Screen Size
D5300 WINS
 
The D5300 has a larger screen size (around 10% bigger)
Has an optical viewfinder(Saving battery life and more detailed than electronic viewfinder)
D5300 WINS
 
The D5300 has a Pentamirror technology vs Digital for the A6000.
Dynamic Range
D5300 WINS
 
Dynamic Range for the D5300 with 13.9 EV (vs. 13.1 EV for the A6000)
Image Stabilization: Helps eliminate blur caused by small camera movements
 
A6000 WINS
The A6000 has it, the D5300 doesn't.
Focus points
 
A6000 WINS
Many more focus points for the A6000: 179 (vs. 39 for the D5300)
AutoFocus
D5300 WINS
 
The D5300 has a faster Autofocus with Phase detection vs Hybrid detection for the A6000
Shoot speed
 
A6000 WINS
The A6000 shoots 2X faster continuous shooting.
Boost ISO
 
A6000 WINS
The A6000's boost ISO is 1 f-stop better: 51,200 ISO vs 25,600 ISO

Why I chose the Nikon D5300 over the Sony A6000...

For a budget below $1,000, I chose the Nikon D5300. To be honest, I was first seduced by the quality of the Sony A6000. And it wasn't just that the Nikon D5300 looked more professional... I passed that...
My needs entail a lot of video shooting with my camera and the lack of a proper standard 3.5mm microphone jack on the Sony A6000 made me hesitate. It wasn't a biggy but then I thought about the amount of lenses available and here again, Nikon was able to secure my trust in the brand for my future needs... Finally, the battery life gave a final blow to the Sony A6000 for me. For all these reason, I chose the Nikon D5300 .

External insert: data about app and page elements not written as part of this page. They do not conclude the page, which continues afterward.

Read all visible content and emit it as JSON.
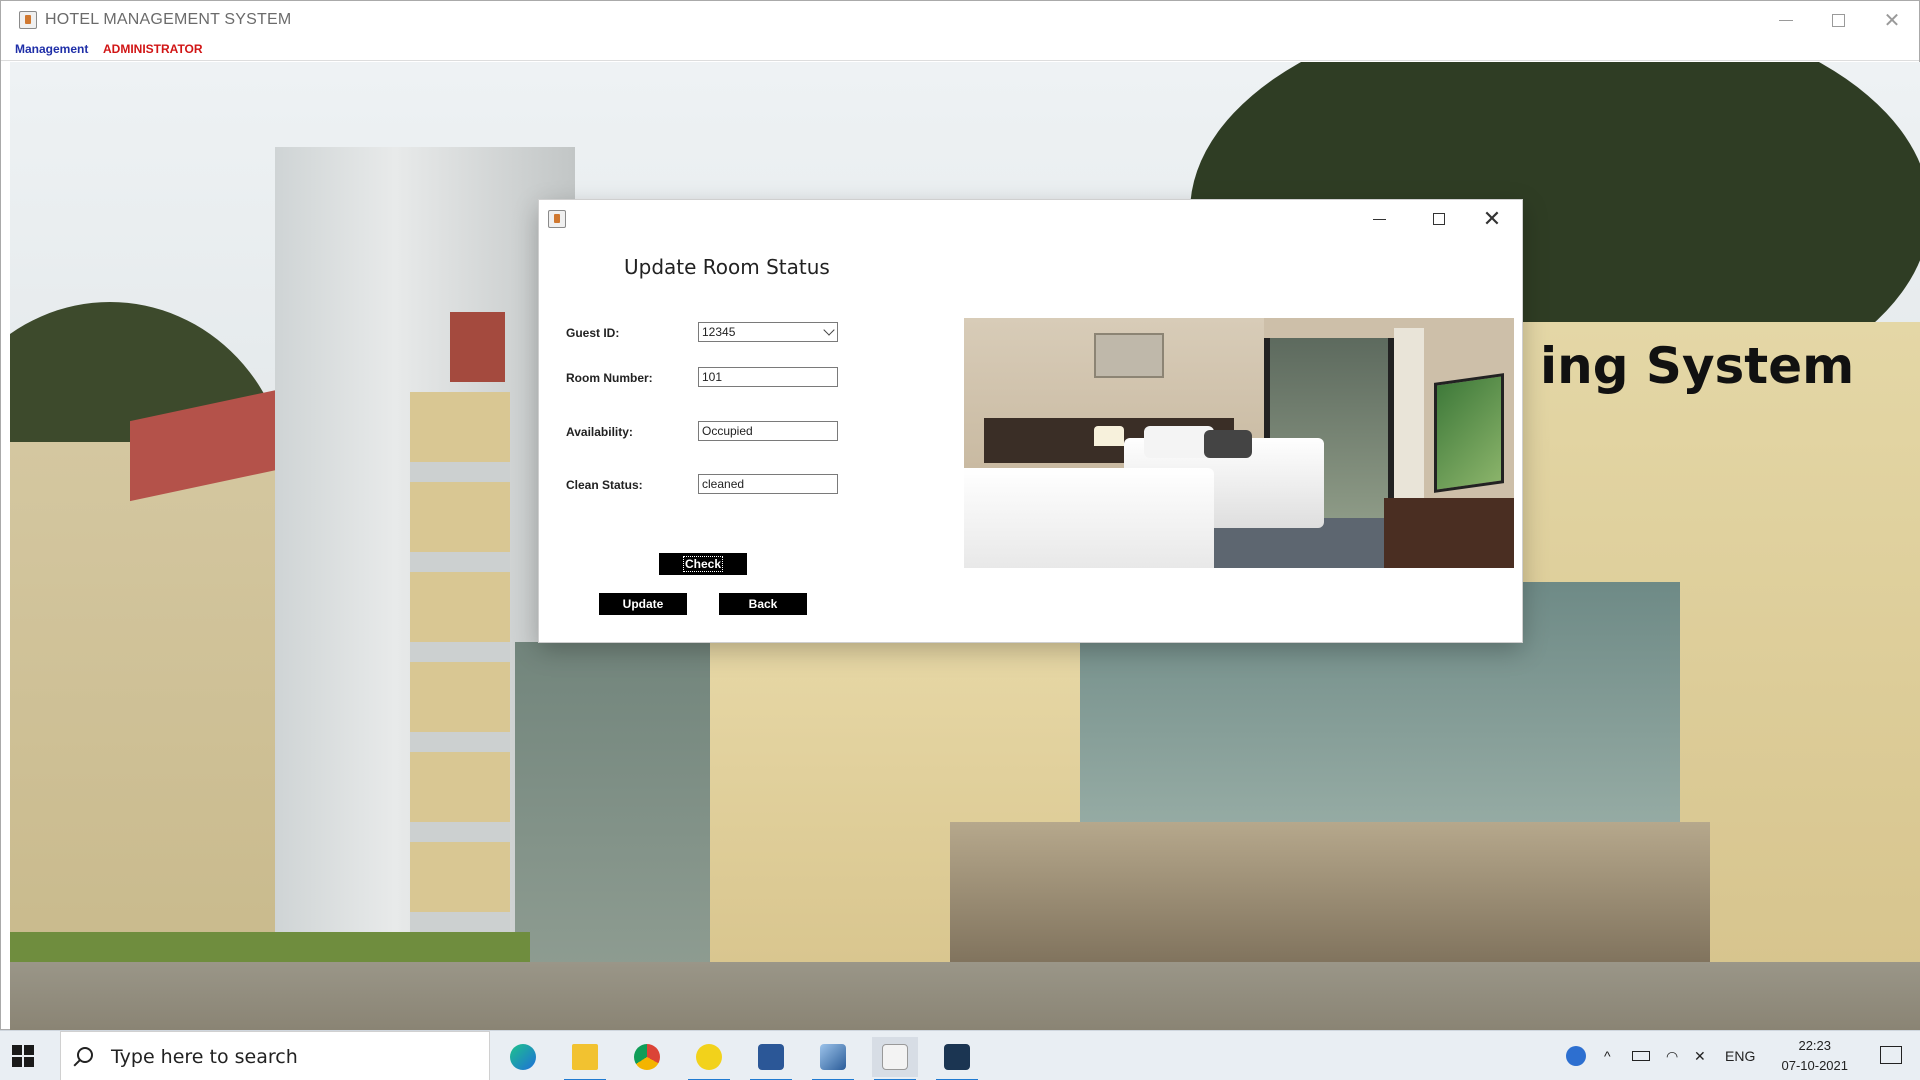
{
  "window": {
    "title": "HOTEL MANAGEMENT SYSTEM",
    "menu": [
      "Management",
      "ADMINISTRATOR"
    ],
    "background_heading": "ing System"
  },
  "dialog": {
    "title": "Update Room Status",
    "fields": {
      "guest_id_label": "Guest ID:",
      "guest_id_value": "12345",
      "room_number_label": "Room Number:",
      "room_number_value": "101",
      "availability_label": "Availability:",
      "availability_value": "Occupied",
      "clean_status_label": "Clean Status:",
      "clean_status_value": "cleaned"
    },
    "buttons": {
      "check": "Check",
      "update": "Update",
      "back": "Back"
    }
  },
  "taskbar": {
    "search_placeholder": "Type here to search",
    "apps": [
      "edge-icon",
      "file-explorer-icon",
      "chrome-icon",
      "pdf-icon",
      "word-icon",
      "virtualbox-icon",
      "java-icon",
      "mysql-icon"
    ],
    "language": "ENG",
    "time": "22:23",
    "date": "07-10-2021"
  },
  "colors": {
    "menu_management": "#1f2fa8",
    "menu_admin": "#d11515",
    "button_bg": "#000000",
    "button_fg": "#ffffff"
  }
}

However, if you don't mind using an adapter to use an external microphone, and want a smaller, smarter looking camera, then the Sony Alpha a6000 is really the one you should get within this price range. The image stabilization eliminates any blur you may have when you're shooting at something / someone in motion. That's definitely a huge plus compared to the D5300. The great thing about the Sony Alpha a6000 battery is that it plugs directly to a USB port! So you can charge it in your car, computer... much more "daily life" friendly than the Nikon D5300 on this one...

To be honest, considering the extreme quality of both cameras, I wouldn't have mind buying either of them. They really stand head and shoulders above the other cameras in this price range. Please feel free to have a look at the pictures below to see some photo samples on both cameras. Please let me know if you liked this article or feel free to comment, I would love to hear from you.

Sony A6000 Review

Nikon D5300 Review

Sample Pictures taken by Nikon D5300

Sample pictures taken with Sony A6000

How did you like this review?

4 out of 5 stars from 14 ratings of Nikon D5300 VS Sony A6000

What do you think?

Which one would you go for?

See results

Comments

    0 of 8192 characters used
    Post Comment

    • profile image

      Clay 21 months ago

      The a6000 actually has the faster auto focusing. The worlds fastest to be exact. It focuses at a rate of .06 seconds. Also, when utilizing the 11 fps capability if refocuses every single time it takes that picture...the Nikon doesn't

    • profile image

      Joe v 24 months ago

      You say the sony has image stabilization. I thought both have it in the lenses and neither in the camera. I know sony a7 full frame is in camera, can it be clarified